▶ _REQUIREMENT_
Scan the data, and whenever a line contains "heading", copy it.

━━━━━━

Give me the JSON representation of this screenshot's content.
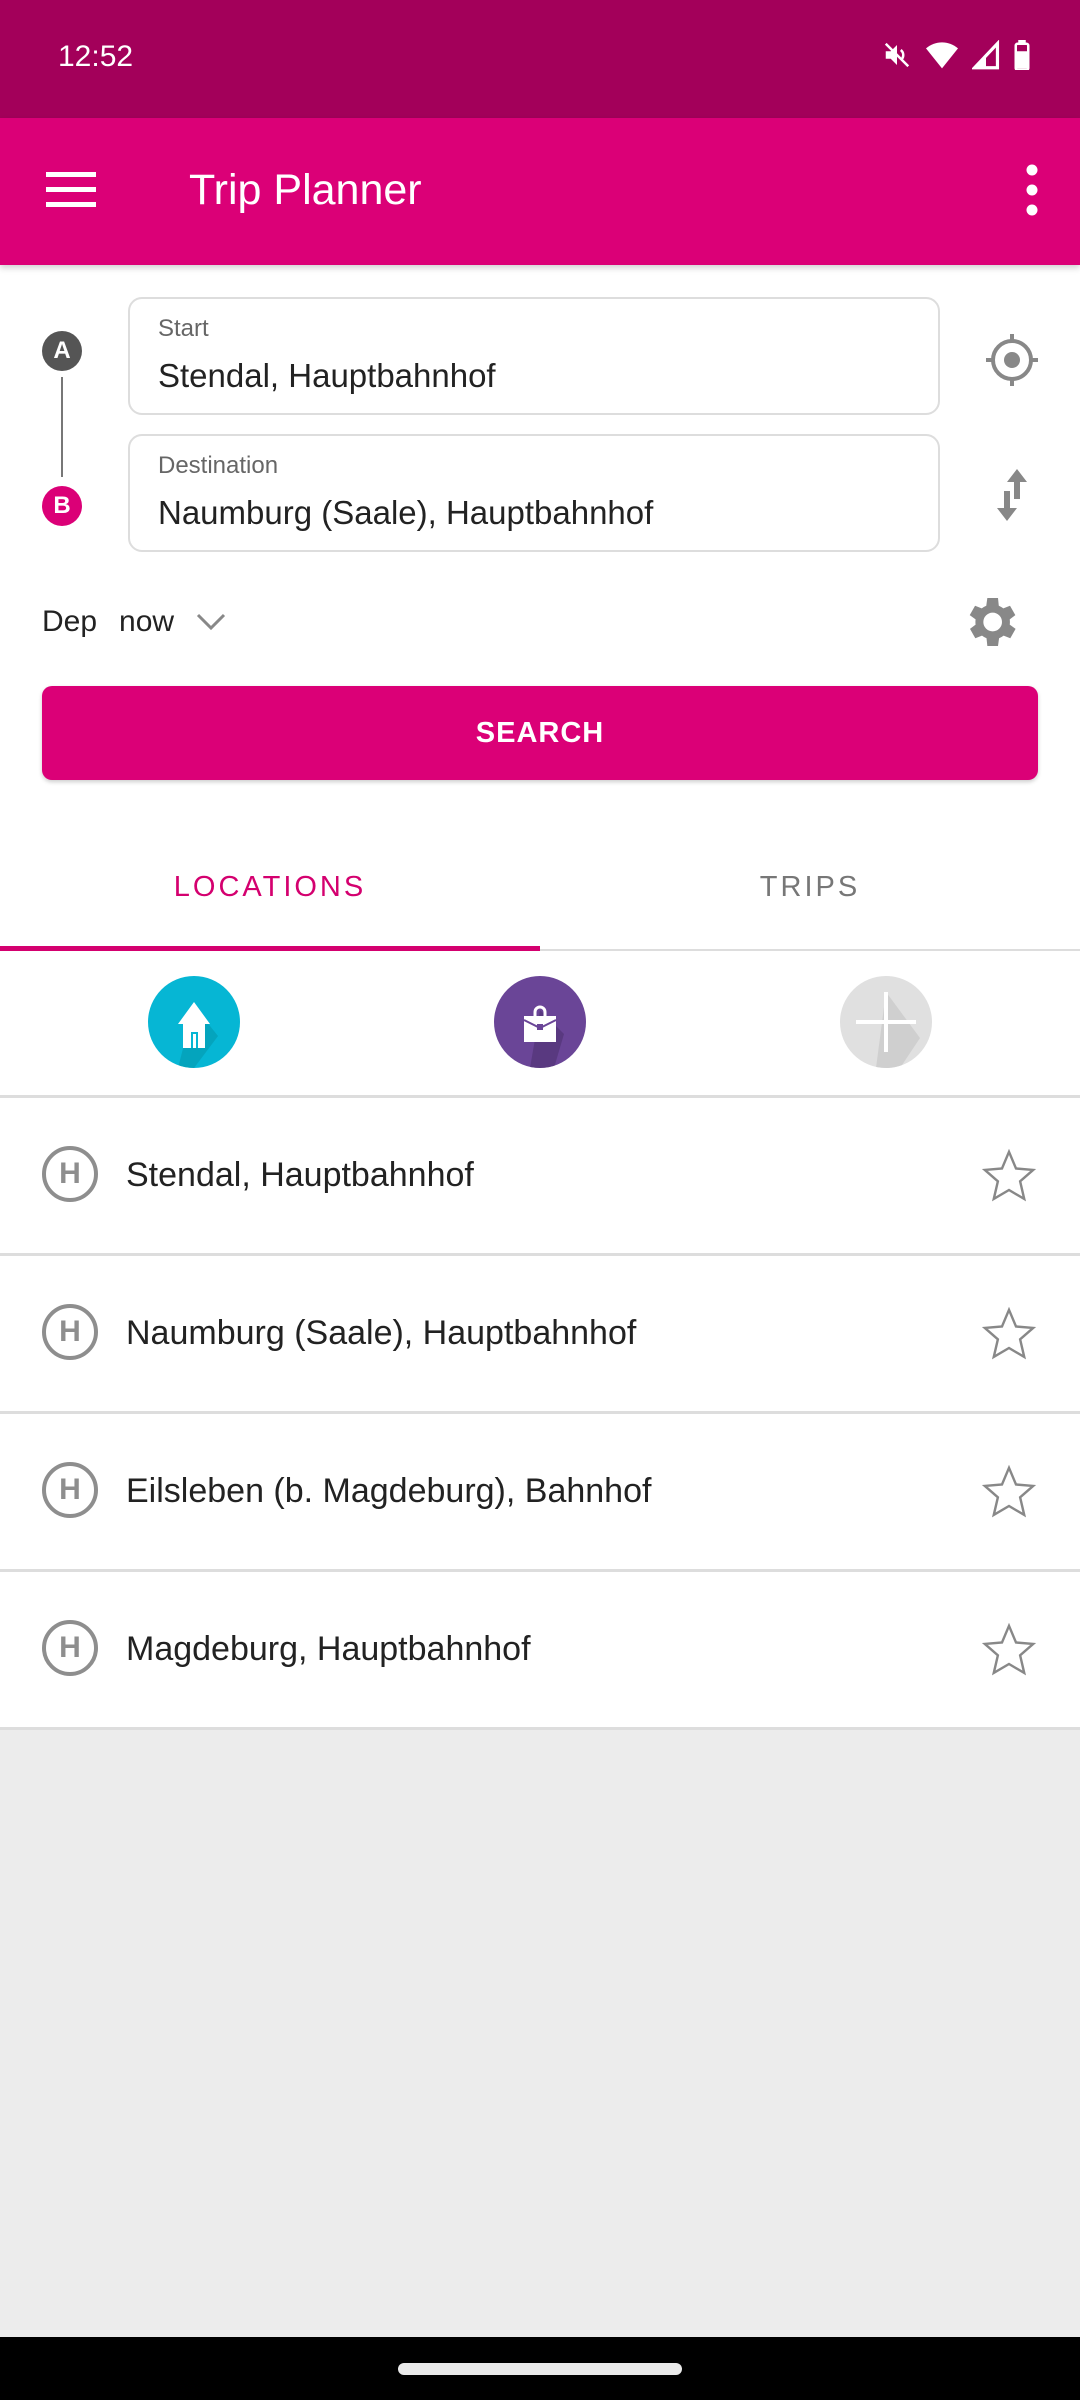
{
  "status_bar": {
    "time": "12:52",
    "icons": [
      "mute-icon",
      "wifi-icon",
      "signal-icon",
      "battery-icon"
    ]
  },
  "app_bar": {
    "title": "Trip Planner",
    "menu_icon": "hamburger-menu-icon",
    "overflow_icon": "more-vert-icon"
  },
  "form": {
    "start_badge": "A",
    "destination_badge": "B",
    "start": {
      "label": "Start",
      "value": "Stendal, Hauptbahnhof"
    },
    "destination": {
      "label": "Destination",
      "value": "Naumburg (Saale), Hauptbahnhof"
    },
    "locate_icon": "my-location-icon",
    "swap_icon": "swap-vert-icon",
    "departure": {
      "mode": "Dep",
      "time": "now"
    },
    "settings_icon": "gear-icon",
    "search_label": "SEARCH"
  },
  "tabs": [
    {
      "label": "LOCATIONS",
      "active": true
    },
    {
      "label": "TRIPS",
      "active": false
    }
  ],
  "favorites": [
    {
      "name": "home",
      "icon": "home-icon",
      "color": "#06b6d4"
    },
    {
      "name": "work",
      "icon": "briefcase-icon",
      "color": "#6a4597"
    },
    {
      "name": "add",
      "icon": "plus-icon",
      "color": "#dddddd"
    }
  ],
  "locations": [
    {
      "badge": "H",
      "name": "Stendal, Hauptbahnhof",
      "favorite": false
    },
    {
      "badge": "H",
      "name": "Naumburg (Saale), Hauptbahnhof",
      "favorite": false
    },
    {
      "badge": "H",
      "name": "Eilsleben (b. Magdeburg), Bahnhof",
      "favorite": false
    },
    {
      "badge": "H",
      "name": "Magdeburg, Hauptbahnhof",
      "favorite": false
    }
  ],
  "colors": {
    "primary": "#db0077",
    "primary_dark": "#a3005a",
    "accent": "#d4006f",
    "badge_a": "#555555"
  }
}
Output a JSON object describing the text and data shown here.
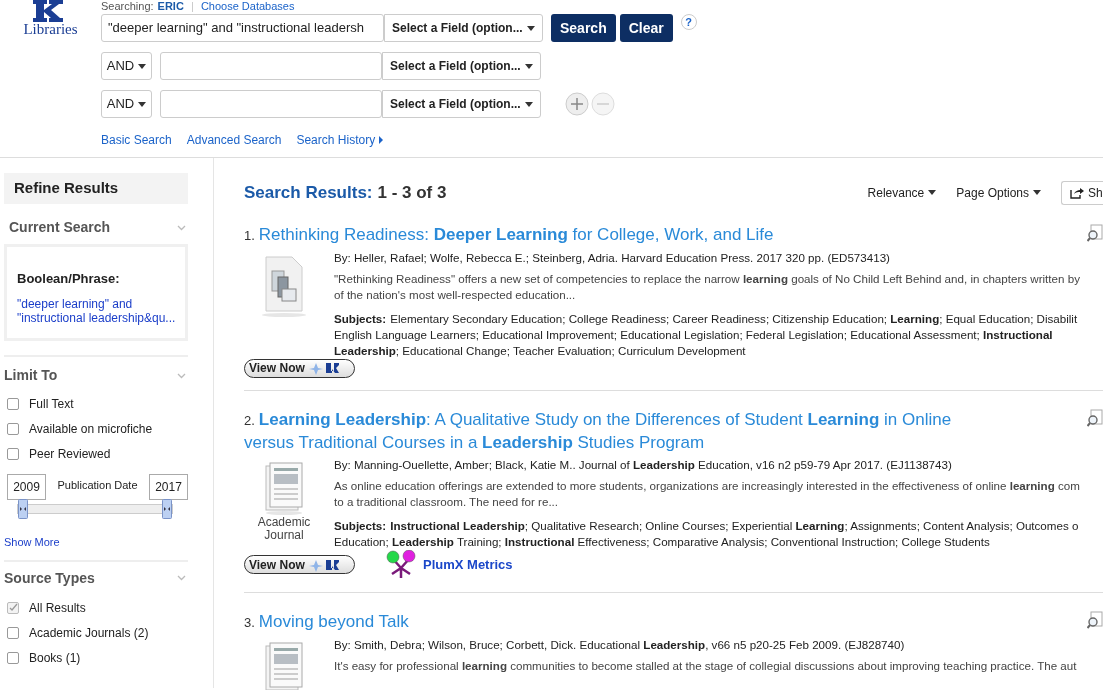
{
  "header": {
    "logo_text": "Libraries",
    "searching_label": "Searching:",
    "database": "ERIC",
    "choose_databases": "Choose Databases",
    "rows": [
      {
        "operator": null,
        "value": "\"deeper learning\" and \"instructional leadersh",
        "field": "Select a Field (option..."
      },
      {
        "operator": "AND",
        "value": null,
        "field": "Select a Field (option..."
      },
      {
        "operator": "AND",
        "value": null,
        "field": "Select a Field (option..."
      }
    ],
    "search_button": "Search",
    "clear_button": "Clear",
    "help": "?",
    "links": [
      "Basic Search",
      "Advanced Search",
      "Search History"
    ]
  },
  "sidebar": {
    "title": "Refine Results",
    "current_search": {
      "heading": "Current Search",
      "label": "Boolean/Phrase:",
      "query_lines": [
        "\"deeper learning\" and",
        "\"instructional leadership&qu..."
      ]
    },
    "limit_to": {
      "heading": "Limit To",
      "options": [
        {
          "label": "Full Text",
          "checked": false
        },
        {
          "label": "Available on microfiche",
          "checked": false
        },
        {
          "label": "Peer Reviewed",
          "checked": false
        }
      ],
      "date_from": "2009",
      "date_label": "Publication Date",
      "date_to": "2017",
      "date_handles": [
        {
          "level": 0
        },
        {
          "level": 1
        }
      ],
      "show_more": "Show More"
    },
    "source_types": {
      "heading": "Source Types",
      "options": [
        {
          "label": "All Results",
          "checked": true
        },
        {
          "label": "Academic Journals (2)",
          "checked": false
        },
        {
          "label": "Books (1)",
          "checked": false
        }
      ]
    }
  },
  "results": {
    "heading": "Search Results:",
    "range": "1 - 3 of 3",
    "sort": "Relevance",
    "page_options": "Page Options",
    "share": "Sh",
    "items": [
      {
        "number": "1.",
        "kind": "book",
        "title": "Rethinking Readiness: **Deeper Learning** for College, Work, and Life",
        "byline": "By: Heller, Rafael; Wolfe, Rebecca E.; Steinberg, Adria. Harvard Education Press. 2017 320 pp. (ED573413)",
        "abstract": [
          "\"Rethinking Readiness\" offers a new set of competencies to replace the narrow **learning** goals of No Child Left Behind and, in chapters written by",
          "of the nation's most well-respected education..."
        ],
        "subjects_label": "Subjects:",
        "subjects": [
          "Elementary Secondary Education; College Readiness; Career Readiness; Citizenship Education; **Learning**; Equal Education; Disabilit",
          "English Language Learners; Educational Improvement; Educational Legislation; Federal Legislation; Educational Assessment; **Instructional**",
          "**Leadership**; Educational Change; Teacher Evaluation; Curriculum Development"
        ],
        "view_now": "View Now"
      },
      {
        "number": "2.",
        "kind": "journal",
        "title": "**Learning Leadership**: A Qualitative Study on the Differences of Student **Learning** in Online versus Traditional Courses in a **Leadership** Studies Program",
        "type_label": "Academic Journal",
        "byline": "By: Manning-Ouellette, Amber; Black, Katie M.. Journal of **Leadership** Education, v16 n2 p59-79 Apr 2017. (EJ1138743)",
        "abstract": [
          "As online education offerings are extended to more students, organizations are increasingly interested in the effectiveness of online **learning** com",
          "to a traditional classroom. The need for re..."
        ],
        "subjects_label": "Subjects:",
        "subjects": [
          "**Instructional Leadership**; Qualitative Research; Online Courses; Experiential **Learning**; Assignments; Content Analysis; Outcomes o",
          "Education; **Leadership** Training; **Instructional** Effectiveness; Comparative Analysis; Conventional Instruction; College Students"
        ],
        "view_now": "View Now",
        "plumx": "PlumX Metrics"
      },
      {
        "number": "3.",
        "kind": "journal",
        "title": "Moving beyond Talk",
        "byline": "By: Smith, Debra; Wilson, Bruce; Corbett, Dick. Educational **Leadership**, v66 n5 p20-25 Feb 2009. (EJ828740)",
        "abstract": [
          "It's easy for professional **learning** communities to become stalled at the stage of collegial discussions about improving teaching practice. The aut"
        ]
      }
    ]
  }
}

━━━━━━

▶ _ANSWER TO THIS TASK_
      "heading": "Current Search",
      "heading": "Limit To",
      "heading": "Source Types",
    "heading": "Search Results:",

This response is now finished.